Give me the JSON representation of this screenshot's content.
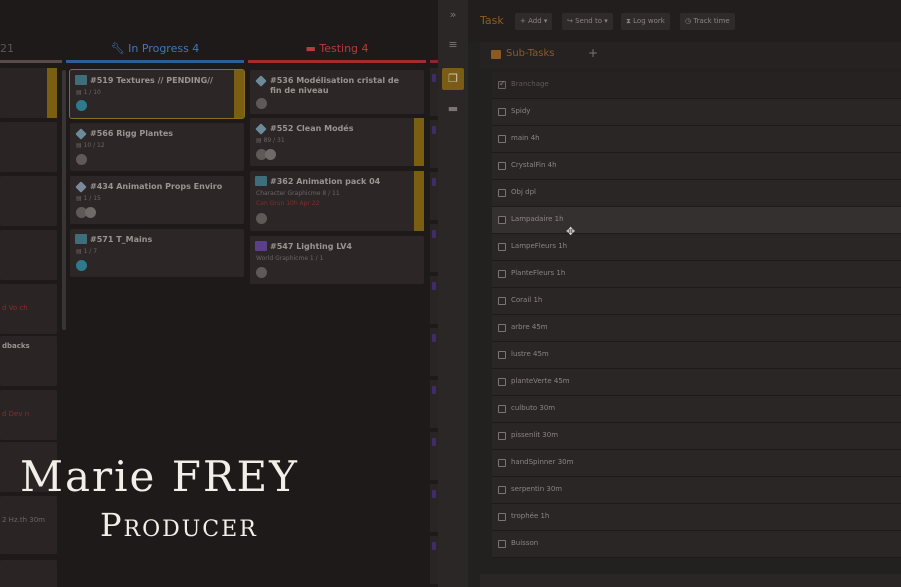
{
  "kanban": {
    "columns": {
      "left_partial": {
        "label": "21"
      },
      "in_progress": {
        "label": "In Progress 4"
      },
      "testing": {
        "label": "Testing 4"
      }
    },
    "left_cards": [
      "d Vo ch",
      "dbacks",
      "d Dev n",
      "2 Hz.th 30m"
    ],
    "in_progress_cards": [
      {
        "title": "#519 Textures // PENDING//",
        "meta": "1 / 10"
      },
      {
        "title": "#566 Rigg Plantes",
        "meta": "10 / 12"
      },
      {
        "title": "#434 Animation Props Enviro",
        "meta": "1 / 15"
      },
      {
        "title": "#571 T_Mains",
        "meta": "1 / 7"
      }
    ],
    "testing_cards": [
      {
        "title": "#536 Modélisation cristal de fin de niveau",
        "meta": ""
      },
      {
        "title": "#552 Clean Modés",
        "meta": "89 / 31"
      },
      {
        "title": "#362 Animation pack 04",
        "meta": "Character Graphicme   8 / 11",
        "meta2": "Can Grun 10h   Apr 22"
      },
      {
        "title": "#547 Lighting LV4",
        "meta": "World Graphicme   1 / 1"
      }
    ]
  },
  "toolbar": {
    "collapse_icon": "double-chevron-icon",
    "menu_icon": "menu-icon",
    "subtasks_icon": "stack-icon",
    "comments_icon": "chat-icon"
  },
  "task": {
    "title": "Task",
    "buttons": {
      "add": "+ Add ▾",
      "send_to": "↪ Send to ▾",
      "log_work": "⧗ Log work",
      "track_time": "◷ Track time"
    },
    "subtasks_label": "Sub-Tasks",
    "add_icon": "+",
    "subtasks": [
      {
        "label": "Branchage",
        "checked": true
      },
      {
        "label": "Spidy",
        "checked": false
      },
      {
        "label": "main 4h",
        "checked": false
      },
      {
        "label": "CrystalFin 4h",
        "checked": false
      },
      {
        "label": "Obj dpl",
        "checked": false
      },
      {
        "label": "Lampadaire 1h",
        "checked": false
      },
      {
        "label": "LampeFleurs 1h",
        "checked": false
      },
      {
        "label": "PlanteFleurs 1h",
        "checked": false
      },
      {
        "label": "Corail 1h",
        "checked": false
      },
      {
        "label": "arbre 45m",
        "checked": false
      },
      {
        "label": "lustre 45m",
        "checked": false
      },
      {
        "label": "planteVerte 45m",
        "checked": false
      },
      {
        "label": "culbuto 30m",
        "checked": false
      },
      {
        "label": "pissenlit 30m",
        "checked": false
      },
      {
        "label": "handSpinner 30m",
        "checked": false
      },
      {
        "label": "serpentin 30m",
        "checked": false
      },
      {
        "label": "trophée 1h",
        "checked": false
      },
      {
        "label": "Buisson",
        "checked": false
      }
    ]
  },
  "overlay": {
    "name": "Marie FREY",
    "role": "Producer"
  },
  "colors": {
    "accent": "#7a5c16",
    "in_progress": "#3f78b6",
    "testing": "#b63b3b"
  }
}
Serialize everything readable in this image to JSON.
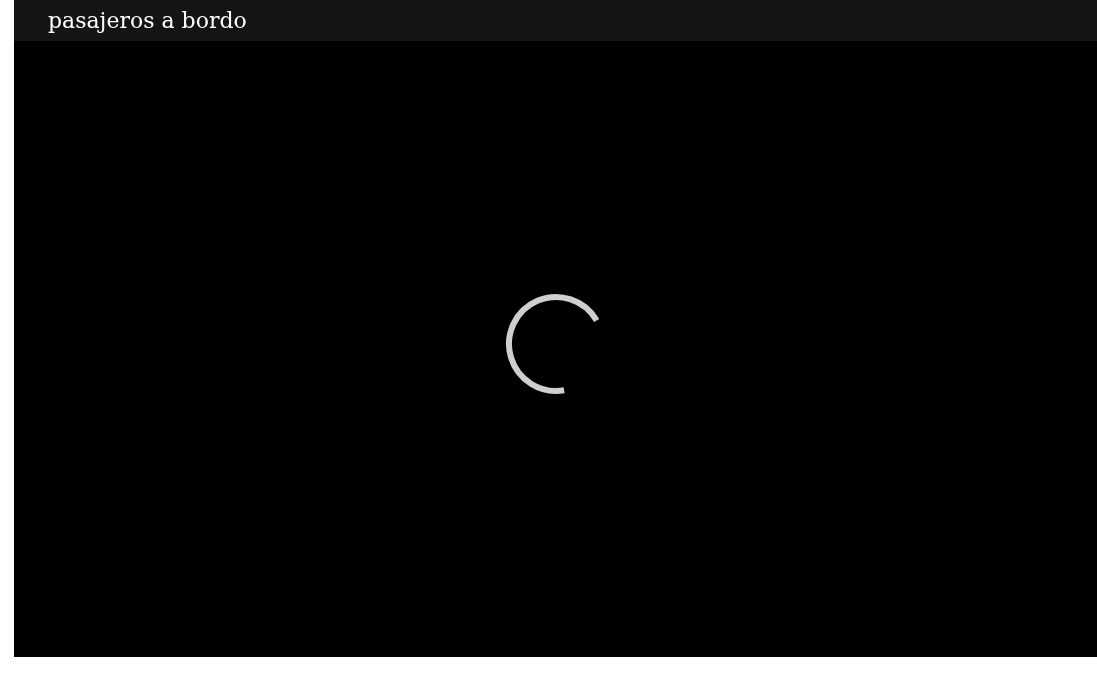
{
  "player": {
    "title": "pasajeros a bordo",
    "loading": true
  }
}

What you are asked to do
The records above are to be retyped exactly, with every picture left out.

Output for this exercise
Give me the JSON representation of this screenshot's content.
{
  "kanban": {
    "columns": {
      "left_partial": {
        "label": "21"
      },
      "in_progress": {
        "label": "In Progress 4"
      },
      "testing": {
        "label": "Testing 4"
      }
    },
    "left_cards": [
      "d Vo ch",
      "dbacks",
      "d Dev n",
      "2 Hz.th 30m"
    ],
    "in_progress_cards": [
      {
        "title": "#519 Textures // PENDING//",
        "meta": "1 / 10"
      },
      {
        "title": "#566 Rigg Plantes",
        "meta": "10 / 12"
      },
      {
        "title": "#434 Animation Props Enviro",
        "meta": "1 / 15"
      },
      {
        "title": "#571 T_Mains",
        "meta": "1 / 7"
      }
    ],
    "testing_cards": [
      {
        "title": "#536 Modélisation cristal de fin de niveau",
        "meta": ""
      },
      {
        "title": "#552 Clean Modés",
        "meta": "89 / 31"
      },
      {
        "title": "#362 Animation pack 04",
        "meta": "Character Graphicme   8 / 11",
        "meta2": "Can Grun 10h   Apr 22"
      },
      {
        "title": "#547 Lighting LV4",
        "meta": "World Graphicme   1 / 1"
      }
    ]
  },
  "toolbar": {
    "collapse_icon": "double-chevron-icon",
    "menu_icon": "menu-icon",
    "subtasks_icon": "stack-icon",
    "comments_icon": "chat-icon"
  },
  "task": {
    "title": "Task",
    "buttons": {
      "add": "+ Add ▾",
      "send_to": "↪ Send to ▾",
      "log_work": "⧗ Log work",
      "track_time": "◷ Track time"
    },
    "subtasks_label": "Sub-Tasks",
    "add_icon": "+",
    "subtasks": [
      {
        "label": "Branchage",
        "checked": true
      },
      {
        "label": "Spidy",
        "checked": false
      },
      {
        "label": "main 4h",
        "checked": false
      },
      {
        "label": "CrystalFin 4h",
        "checked": false
      },
      {
        "label": "Obj dpl",
        "checked": false
      },
      {
        "label": "Lampadaire 1h",
        "checked": false
      },
      {
        "label": "LampeFleurs 1h",
        "checked": false
      },
      {
        "label": "PlanteFleurs 1h",
        "checked": false
      },
      {
        "label": "Corail 1h",
        "checked": false
      },
      {
        "label": "arbre 45m",
        "checked": false
      },
      {
        "label": "lustre 45m",
        "checked": false
      },
      {
        "label": "planteVerte 45m",
        "checked": false
      },
      {
        "label": "culbuto 30m",
        "checked": false
      },
      {
        "label": "pissenlit 30m",
        "checked": false
      },
      {
        "label": "handSpinner 30m",
        "checked": false
      },
      {
        "label": "serpentin 30m",
        "checked": false
      },
      {
        "label": "trophée 1h",
        "checked": false
      },
      {
        "label": "Buisson",
        "checked": false
      }
    ]
  },
  "overlay": {
    "name": "Marie FREY",
    "role": "Producer"
  },
  "colors": {
    "accent": "#7a5c16",
    "in_progress": "#3f78b6",
    "testing": "#b63b3b"
  }
}
Serialize everything readable in this image to JSON.
{
  "player": {
    "title": "pasajeros a bordo",
    "loading": true
  }
}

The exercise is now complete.